Every entry below is to be copied exactly, with nothing omitted.
++++++++++++++++++++
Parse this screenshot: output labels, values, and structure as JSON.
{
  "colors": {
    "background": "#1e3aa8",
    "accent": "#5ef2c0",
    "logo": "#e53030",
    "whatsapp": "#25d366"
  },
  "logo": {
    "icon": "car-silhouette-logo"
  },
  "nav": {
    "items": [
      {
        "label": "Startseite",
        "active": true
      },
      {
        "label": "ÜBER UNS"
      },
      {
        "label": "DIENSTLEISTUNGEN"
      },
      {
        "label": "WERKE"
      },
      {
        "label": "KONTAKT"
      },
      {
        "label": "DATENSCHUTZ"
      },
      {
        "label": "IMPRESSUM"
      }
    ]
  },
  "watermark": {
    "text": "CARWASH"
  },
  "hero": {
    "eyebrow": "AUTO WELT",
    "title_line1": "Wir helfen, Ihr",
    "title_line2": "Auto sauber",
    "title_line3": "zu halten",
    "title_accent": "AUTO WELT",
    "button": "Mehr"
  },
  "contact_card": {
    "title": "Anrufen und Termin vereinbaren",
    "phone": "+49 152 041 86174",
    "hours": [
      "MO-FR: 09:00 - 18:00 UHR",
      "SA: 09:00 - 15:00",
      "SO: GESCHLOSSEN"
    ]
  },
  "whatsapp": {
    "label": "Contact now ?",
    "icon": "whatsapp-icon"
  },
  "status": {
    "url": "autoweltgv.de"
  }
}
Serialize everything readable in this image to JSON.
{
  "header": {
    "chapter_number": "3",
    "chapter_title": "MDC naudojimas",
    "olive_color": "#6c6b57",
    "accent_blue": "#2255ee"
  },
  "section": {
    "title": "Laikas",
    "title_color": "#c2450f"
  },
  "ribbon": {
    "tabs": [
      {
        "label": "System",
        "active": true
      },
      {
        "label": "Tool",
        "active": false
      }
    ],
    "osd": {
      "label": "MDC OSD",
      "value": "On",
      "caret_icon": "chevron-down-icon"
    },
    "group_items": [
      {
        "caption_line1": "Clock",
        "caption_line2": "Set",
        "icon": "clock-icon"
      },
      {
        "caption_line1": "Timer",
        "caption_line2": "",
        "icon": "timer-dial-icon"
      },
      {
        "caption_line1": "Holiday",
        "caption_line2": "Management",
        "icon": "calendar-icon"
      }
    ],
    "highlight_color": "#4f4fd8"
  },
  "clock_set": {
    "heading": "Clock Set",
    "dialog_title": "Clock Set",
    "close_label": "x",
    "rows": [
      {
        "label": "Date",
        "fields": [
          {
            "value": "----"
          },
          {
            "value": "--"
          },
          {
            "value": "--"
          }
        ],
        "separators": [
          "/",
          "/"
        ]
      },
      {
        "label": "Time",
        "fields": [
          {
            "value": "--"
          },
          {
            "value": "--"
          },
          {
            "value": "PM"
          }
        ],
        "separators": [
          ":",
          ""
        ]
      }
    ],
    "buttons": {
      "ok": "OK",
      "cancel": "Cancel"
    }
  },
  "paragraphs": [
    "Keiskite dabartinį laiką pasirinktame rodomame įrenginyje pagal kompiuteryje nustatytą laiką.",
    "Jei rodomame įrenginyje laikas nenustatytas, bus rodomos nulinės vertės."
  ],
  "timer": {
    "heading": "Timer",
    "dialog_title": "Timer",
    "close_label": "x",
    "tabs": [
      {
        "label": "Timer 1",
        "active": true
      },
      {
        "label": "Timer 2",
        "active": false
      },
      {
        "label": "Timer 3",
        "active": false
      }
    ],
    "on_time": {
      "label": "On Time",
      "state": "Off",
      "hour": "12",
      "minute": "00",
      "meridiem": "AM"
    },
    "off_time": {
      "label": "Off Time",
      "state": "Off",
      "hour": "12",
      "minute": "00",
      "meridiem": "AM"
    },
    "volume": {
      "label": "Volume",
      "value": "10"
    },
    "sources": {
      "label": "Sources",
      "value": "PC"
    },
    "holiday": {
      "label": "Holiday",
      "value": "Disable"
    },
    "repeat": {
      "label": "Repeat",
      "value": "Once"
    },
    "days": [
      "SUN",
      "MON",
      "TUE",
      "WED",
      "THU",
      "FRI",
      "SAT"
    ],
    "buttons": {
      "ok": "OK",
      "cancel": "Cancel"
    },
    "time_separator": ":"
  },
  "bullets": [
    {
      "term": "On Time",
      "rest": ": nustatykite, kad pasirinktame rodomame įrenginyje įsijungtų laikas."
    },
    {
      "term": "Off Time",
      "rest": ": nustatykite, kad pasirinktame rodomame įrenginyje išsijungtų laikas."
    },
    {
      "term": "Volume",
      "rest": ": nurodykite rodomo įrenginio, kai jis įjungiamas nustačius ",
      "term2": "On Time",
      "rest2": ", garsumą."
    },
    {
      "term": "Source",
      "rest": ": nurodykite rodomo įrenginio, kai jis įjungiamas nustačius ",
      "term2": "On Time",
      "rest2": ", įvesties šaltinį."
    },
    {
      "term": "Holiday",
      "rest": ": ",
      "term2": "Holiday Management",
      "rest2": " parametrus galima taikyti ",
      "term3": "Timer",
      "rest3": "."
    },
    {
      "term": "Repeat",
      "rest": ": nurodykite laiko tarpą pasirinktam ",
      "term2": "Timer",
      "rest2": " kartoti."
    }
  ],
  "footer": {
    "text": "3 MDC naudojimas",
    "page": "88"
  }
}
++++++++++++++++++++
**PROBLEM SOLUTION**
Parse this screenshot: output labels, values, and structure as JSON.
{
  "colors": {
    "background": "#1e3aa8",
    "accent": "#5ef2c0",
    "logo": "#e53030",
    "whatsapp": "#25d366"
  },
  "logo": {
    "icon": "car-silhouette-logo"
  },
  "nav": {
    "items": [
      {
        "label": "Startseite",
        "active": true
      },
      {
        "label": "ÜBER UNS"
      },
      {
        "label": "DIENSTLEISTUNGEN"
      },
      {
        "label": "WERKE"
      },
      {
        "label": "KONTAKT"
      },
      {
        "label": "DATENSCHUTZ"
      },
      {
        "label": "IMPRESSUM"
      }
    ]
  },
  "watermark": {
    "text": "CARWASH"
  },
  "hero": {
    "eyebrow": "AUTO WELT",
    "title_line1": "Wir helfen, Ihr",
    "title_line2": "Auto sauber",
    "title_line3": "zu halten",
    "title_accent": "AUTO WELT",
    "button": "Mehr"
  },
  "contact_card": {
    "title": "Anrufen und Termin vereinbaren",
    "phone": "+49 152 041 86174",
    "hours": [
      "MO-FR: 09:00 - 18:00 UHR",
      "SA: 09:00 - 15:00",
      "SO: GESCHLOSSEN"
    ]
  },
  "whatsapp": {
    "label": "Contact now ?",
    "icon": "whatsapp-icon"
  },
  "status": {
    "url": "autoweltgv.de"
  }
}
Serialize everything readable in this image to JSON.
{
  "header": {
    "chapter_number": "3",
    "chapter_title": "MDC naudojimas",
    "olive_color": "#6c6b57",
    "accent_blue": "#2255ee"
  },
  "section": {
    "title": "Laikas",
    "title_color": "#c2450f"
  },
  "ribbon": {
    "tabs": [
      {
        "label": "System",
        "active": true
      },
      {
        "label": "Tool",
        "active": false
      }
    ],
    "osd": {
      "label": "MDC OSD",
      "value": "On",
      "caret_icon": "chevron-down-icon"
    },
    "group_items": [
      {
        "caption_line1": "Clock",
        "caption_line2": "Set",
        "icon": "clock-icon"
      },
      {
        "caption_line1": "Timer",
        "caption_line2": "",
        "icon": "timer-dial-icon"
      },
      {
        "caption_line1": "Holiday",
        "caption_line2": "Management",
        "icon": "calendar-icon"
      }
    ],
    "highlight_color": "#4f4fd8"
  },
  "clock_set": {
    "heading": "Clock Set",
    "dialog_title": "Clock Set",
    "close_label": "x",
    "rows": [
      {
        "label": "Date",
        "fields": [
          {
            "value": "----"
          },
          {
            "value": "--"
          },
          {
            "value": "--"
          }
        ],
        "separators": [
          "/",
          "/"
        ]
      },
      {
        "label": "Time",
        "fields": [
          {
            "value": "--"
          },
          {
            "value": "--"
          },
          {
            "value": "PM"
          }
        ],
        "separators": [
          ":",
          ""
        ]
      }
    ],
    "buttons": {
      "ok": "OK",
      "cancel": "Cancel"
    }
  },
  "paragraphs": [
    "Keiskite dabartinį laiką pasirinktame rodomame įrenginyje pagal kompiuteryje nustatytą laiką.",
    "Jei rodomame įrenginyje laikas nenustatytas, bus rodomos nulinės vertės."
  ],
  "timer": {
    "heading": "Timer",
    "dialog_title": "Timer",
    "close_label": "x",
    "tabs": [
      {
        "label": "Timer 1",
        "active": true
      },
      {
        "label": "Timer 2",
        "active": false
      },
      {
        "label": "Timer 3",
        "active": false
      }
    ],
    "on_time": {
      "label": "On Time",
      "state": "Off",
      "hour": "12",
      "minute": "00",
      "meridiem": "AM"
    },
    "off_time": {
      "label": "Off Time",
      "state": "Off",
      "hour": "12",
      "minute": "00",
      "meridiem": "AM"
    },
    "volume": {
      "label": "Volume",
      "value": "10"
    },
    "sources": {
      "label": "Sources",
      "value": "PC"
    },
    "holiday": {
      "label": "Holiday",
      "value": "Disable"
    },
    "repeat": {
      "label": "Repeat",
      "value": "Once"
    },
    "days": [
      "SUN",
      "MON",
      "TUE",
      "WED",
      "THU",
      "FRI",
      "SAT"
    ],
    "buttons": {
      "ok": "OK",
      "cancel": "Cancel"
    },
    "time_separator": ":"
  },
  "bullets": [
    {
      "term": "On Time",
      "rest": ": nustatykite, kad pasirinktame rodomame įrenginyje įsijungtų laikas."
    },
    {
      "term": "Off Time",
      "rest": ": nustatykite, kad pasirinktame rodomame įrenginyje išsijungtų laikas."
    },
    {
      "term": "Volume",
      "rest": ": nurodykite rodomo įrenginio, kai jis įjungiamas nustačius ",
      "term2": "On Time",
      "rest2": ", garsumą."
    },
    {
      "term": "Source",
      "rest": ": nurodykite rodomo įrenginio, kai jis įjungiamas nustačius ",
      "term2": "On Time",
      "rest2": ", įvesties šaltinį."
    },
    {
      "term": "Holiday",
      "rest": ": ",
      "term2": "Holiday Management",
      "rest2": " parametrus galima taikyti ",
      "term3": "Timer",
      "rest3": "."
    },
    {
      "term": "Repeat",
      "rest": ": nurodykite laiko tarpą pasirinktam ",
      "term2": "Timer",
      "rest2": " kartoti."
    }
  ],
  "footer": {
    "text": "3 MDC naudojimas",
    "page": "88"
  }
}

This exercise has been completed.